So, I just watched “Legally Blonde” for the first time the other day, because my friend’s daughter was in the high school musical rendition. During the movie, my husband asked what it was about, and I explained that it’s a love story but also about law as a tool for good.
If you haven’t seen it, the movie follows the story of Elle Woods, a sorority girl who enrolls in Harvard Law School to win back her ex-boyfriend. Spoiler alert: In the end, Elle discovers her passion for law and uses her knowledge to defend a wrongly accused client.
When we think of law as a tool for good, we often think of social justice, like juvenile defense, capital defense, immigration, and domestic violence. But can corporate law be a force for good too? Absolutely.
Small Businesses can use law as a force for good
Small businesses are the backbone of the economy, and these business owners work incredibly hard and take on substantial risk to build up their families, their employees, and their communities. When you ask an entrepreneur why they do what they do, you can hear the love in their voice for their people, customers, and community, and the powerful impact they have every day in making others’ lives better.
The knowledge to grow and protect what you love
Now, law plays a part in these entrepreneurs’ worlds, helping them make decisions with confidence. Having the power of law on their side can make a big difference, like when COVID hit in 2020.
We helped a company balance the need for a workplace that had HR structure but also the collegial, family environment that everyone loved. When the owner was overseas and unable to get home quickly, we knew the key players on the team, the risk tolerance of the owner, and their core operations. The business leader and their team were able to act confidently, knowing they had the legal guidance to support their decisions immediately and in the changing landscape over the following years.

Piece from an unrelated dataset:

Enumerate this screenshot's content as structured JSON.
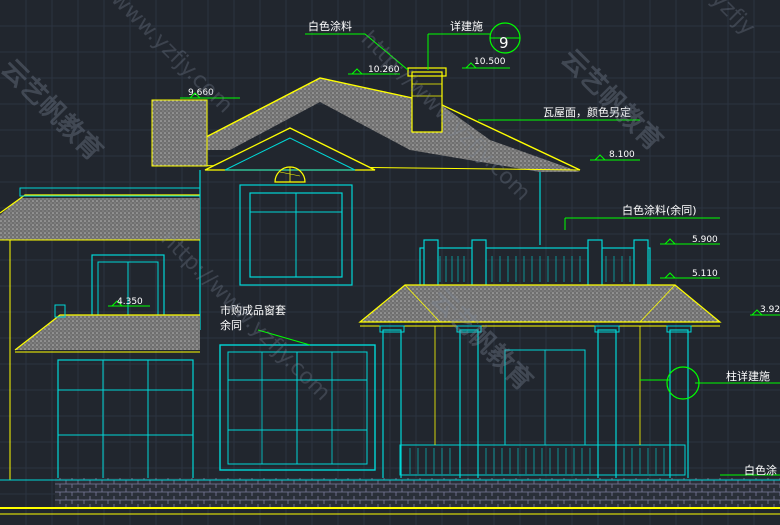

So, how can small businesses use the power of law to protect and grow the business they love?
Here are a few examples:
- Protect your intellectual property by registering trademarks, patents, and copyrights. This way, your intellectual property is safe from copycats and competitors.
- Comply with laws and regulations that apply to your industry. This includes things like employment law, tax law, and environmental regulations. By following the rules, you’ll avoid legal trouble and show customers that you’re an ethical business.
- Work with a business lawyer to negotiate fair contracts with suppliers, customers, and partners. This way, you’ll protect your interests and make sure everything is legal and above board.
- If you’re ever involved in a legal dispute, a business lawyer can represent you and work to resolve the issue. This can help you avoid the cost and stress of litigation, and potentially reach a settlement that works for everyone.
- Small businesses can use the power of law to advocate for policy changes that benefit their industry. Whether it’s working with lawmakers to change regulations or filing lawsuits to challenge unfair policies, taking legal action can make a big difference.
Don’t just get legal advice, get legal infrastructure
Instead of just calling your law firm for advice on an issue, what if you had a Chief Legal Officer to proactively provide guidance?
Let’s rewind to the first weeks of COVID. How many businesses called their lawyer? Most did not – they spent time scouring the internet to understand the various federal, state, and local mandates and ordinances, wondering if they were looking at the most updated guidance. More recently, many businesses called their lawyer to incorporate the Silenced No More Act into confidentiality and non-disclosure documents?
Go boldly into the unknown
Having a Chief Legal Officer on your team gives you the freedom and confidence to go boldly and confidently forward, make decisions quickly, and know that you’re protected. With the freedom to think and act in a bigger way, you can have a bigger impact across your community, people, and business, without fear of unknown repercussions.
By using law proactively, small businesses can make informed decisions, protect their interests, and avoid costly legal mistakes. Go boldly knowing that your business is always in compliance with changing laws and regulations.
In a world where the law can be perceived as a tool for those in power, “Legally Blonde” reminds us that we can use the law to help those who are marginalized or who simply don’t have the legal power of mega corps. The movie is a great inspiration for aspiring lawyers and serves as a reminder that the law – especially in the small business world – can be a force for good.
Not sure where to start?
Schedule a complimentary, no-obligation evaluation to identify needs and uncover gaps in your business processes and compliance. It’s a quick way to determine where your business stands, and if Equinox is the right fit for you.